> [Task]: Every line below that has the string "card" adds one to the count. Give that count by itself.

> [Listed entries]:
______

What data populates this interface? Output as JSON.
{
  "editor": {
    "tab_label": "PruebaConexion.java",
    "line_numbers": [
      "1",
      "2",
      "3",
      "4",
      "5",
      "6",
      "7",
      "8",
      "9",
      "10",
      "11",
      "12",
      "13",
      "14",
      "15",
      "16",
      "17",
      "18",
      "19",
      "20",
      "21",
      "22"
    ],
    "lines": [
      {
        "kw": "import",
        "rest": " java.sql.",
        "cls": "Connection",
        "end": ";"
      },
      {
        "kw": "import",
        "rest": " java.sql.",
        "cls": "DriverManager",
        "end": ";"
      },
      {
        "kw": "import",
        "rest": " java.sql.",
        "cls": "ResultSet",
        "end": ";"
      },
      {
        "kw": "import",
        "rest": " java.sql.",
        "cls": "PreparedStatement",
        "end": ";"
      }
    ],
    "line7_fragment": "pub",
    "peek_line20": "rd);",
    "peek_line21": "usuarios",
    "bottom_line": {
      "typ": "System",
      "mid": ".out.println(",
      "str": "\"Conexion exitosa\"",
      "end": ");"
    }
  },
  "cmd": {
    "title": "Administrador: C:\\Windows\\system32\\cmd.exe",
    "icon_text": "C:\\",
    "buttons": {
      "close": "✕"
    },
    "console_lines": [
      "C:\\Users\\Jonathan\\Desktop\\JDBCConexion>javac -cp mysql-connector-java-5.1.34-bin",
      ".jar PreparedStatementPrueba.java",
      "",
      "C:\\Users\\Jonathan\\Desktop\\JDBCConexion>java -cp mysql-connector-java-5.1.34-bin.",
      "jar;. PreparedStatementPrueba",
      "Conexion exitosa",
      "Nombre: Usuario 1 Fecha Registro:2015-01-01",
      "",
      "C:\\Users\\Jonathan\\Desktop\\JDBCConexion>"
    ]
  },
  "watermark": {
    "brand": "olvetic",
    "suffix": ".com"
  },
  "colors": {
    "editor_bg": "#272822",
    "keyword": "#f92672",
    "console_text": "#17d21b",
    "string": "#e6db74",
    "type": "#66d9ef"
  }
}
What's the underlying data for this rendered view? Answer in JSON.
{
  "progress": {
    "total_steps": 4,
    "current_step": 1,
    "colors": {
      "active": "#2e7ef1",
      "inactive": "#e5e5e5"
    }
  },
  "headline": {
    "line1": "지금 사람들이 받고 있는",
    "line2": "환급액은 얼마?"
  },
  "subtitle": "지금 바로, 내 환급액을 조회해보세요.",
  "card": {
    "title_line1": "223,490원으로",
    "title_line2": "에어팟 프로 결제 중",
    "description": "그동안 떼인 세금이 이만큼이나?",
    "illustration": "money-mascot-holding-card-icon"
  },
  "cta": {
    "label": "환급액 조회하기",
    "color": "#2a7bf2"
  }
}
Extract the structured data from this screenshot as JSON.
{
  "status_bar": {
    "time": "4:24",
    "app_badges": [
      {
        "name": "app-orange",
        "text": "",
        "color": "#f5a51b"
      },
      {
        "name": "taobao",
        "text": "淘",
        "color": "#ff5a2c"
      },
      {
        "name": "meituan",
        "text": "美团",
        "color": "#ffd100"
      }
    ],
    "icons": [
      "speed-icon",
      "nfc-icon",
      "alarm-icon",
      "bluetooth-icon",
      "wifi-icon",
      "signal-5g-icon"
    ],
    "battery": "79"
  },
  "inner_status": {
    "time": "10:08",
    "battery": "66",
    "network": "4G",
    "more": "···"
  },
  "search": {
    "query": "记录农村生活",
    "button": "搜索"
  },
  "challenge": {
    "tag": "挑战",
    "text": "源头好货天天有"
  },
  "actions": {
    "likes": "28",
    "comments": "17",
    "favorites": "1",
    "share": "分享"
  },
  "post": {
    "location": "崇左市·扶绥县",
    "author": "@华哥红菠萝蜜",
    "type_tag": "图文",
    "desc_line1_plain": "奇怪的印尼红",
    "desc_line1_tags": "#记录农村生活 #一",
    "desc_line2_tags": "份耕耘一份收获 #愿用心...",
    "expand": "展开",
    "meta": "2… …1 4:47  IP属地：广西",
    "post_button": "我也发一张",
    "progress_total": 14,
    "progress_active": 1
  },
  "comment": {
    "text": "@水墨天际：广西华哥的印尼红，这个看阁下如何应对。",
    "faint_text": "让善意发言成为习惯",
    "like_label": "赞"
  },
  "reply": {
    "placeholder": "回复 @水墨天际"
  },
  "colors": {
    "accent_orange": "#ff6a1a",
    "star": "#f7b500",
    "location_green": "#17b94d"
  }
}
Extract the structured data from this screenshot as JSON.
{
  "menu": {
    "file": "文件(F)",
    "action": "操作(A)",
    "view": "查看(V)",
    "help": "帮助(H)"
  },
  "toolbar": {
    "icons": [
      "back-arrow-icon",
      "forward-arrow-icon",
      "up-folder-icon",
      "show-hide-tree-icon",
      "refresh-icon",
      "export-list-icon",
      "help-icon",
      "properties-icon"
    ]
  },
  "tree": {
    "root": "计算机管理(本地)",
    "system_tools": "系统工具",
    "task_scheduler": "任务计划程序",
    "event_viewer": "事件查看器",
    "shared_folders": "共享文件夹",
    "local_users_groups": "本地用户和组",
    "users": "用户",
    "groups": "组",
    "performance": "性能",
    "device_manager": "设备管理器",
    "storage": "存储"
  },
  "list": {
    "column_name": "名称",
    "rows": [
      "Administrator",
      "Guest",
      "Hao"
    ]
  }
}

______

> [Solution to this task]: 2